“Some of CSU’s best traditions and society’s most pressing opportunities are in food production and food systems,” said Pritchett. “I’m excited to spur engagement between stakeholders and CSU professionals, and in the economic opportunities associated with consumer demands for health, wellness, environmental and other values that shape Colorado’s agriculture and food systems.”
Other goals for Pritchett include:
• creating pathways and synergies for campus engagement with Colorado’s agriculture and food systems;
• coordinating and championing applied research, campus curricula and student learning opportunities with external partners and constituencies;
• fostering connections and collaboration among Colorado’s agriculture and food systems stakeholder organizations;
• connecting consumers and other agriculture and food system end users with production agriculture; and
• increasing CSU’s visibility and brand awareness among Colorado’s agriculture and food systems participants and consumers.
Pritchett has served as an Extension economist and applied researcher examining issues important to Colorado agriculture.
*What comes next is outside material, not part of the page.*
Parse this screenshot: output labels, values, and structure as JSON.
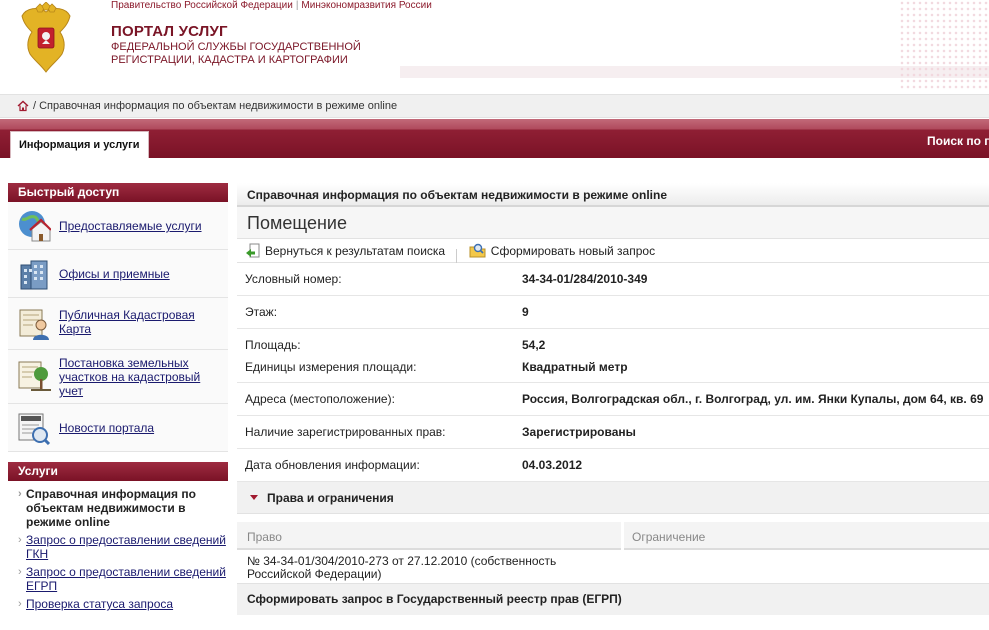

Most recently, he has focused on water resources; specifically on how farms might make the best use of limited water resources, the economic activity generated by irrigated agriculture in rural regional economies, and the policy perceptions that households have for water development and use.
Pritchett has also researched whether crop insurance is an effective risk management tool for dryland wheat farmers, the economics of animal disease, the relative “friendliness” of state policies toward agribusiness, and creating business plans for small and medium sized businesses.
His research has been supported by the National Science Foundation, USDA’s National Research Initiative competitive grants program, Coca-Cola, the Colorado Water Resources Research Institute, the USDA Agricultural Research Service, the USDA Natural Resources Conservation Service and Colorado’s Agriculture Experiment Station.
Pritchett is an active teacher in agribusiness management, agriculture finance and economics. In 2014 Pritchett was recognized as a top teacher and received the CSU Board of Governors Outstanding Undergraduate Teaching Award.
Originally from southeastern Colorado, Pritchett holds a Ph.D. in Agricultural and Applied Economics from the University of Minnesota. He earned his master’s degree in Agricultural and Resource Economics from Colorado State University in 1995 and his bachelor’s degree in Agriculture Business from CSU in 1993. He joined the CSU faculty in 2001.
Pritchett will transition to his new role beginning in October and assume full-time duties Jan. 1, 2015.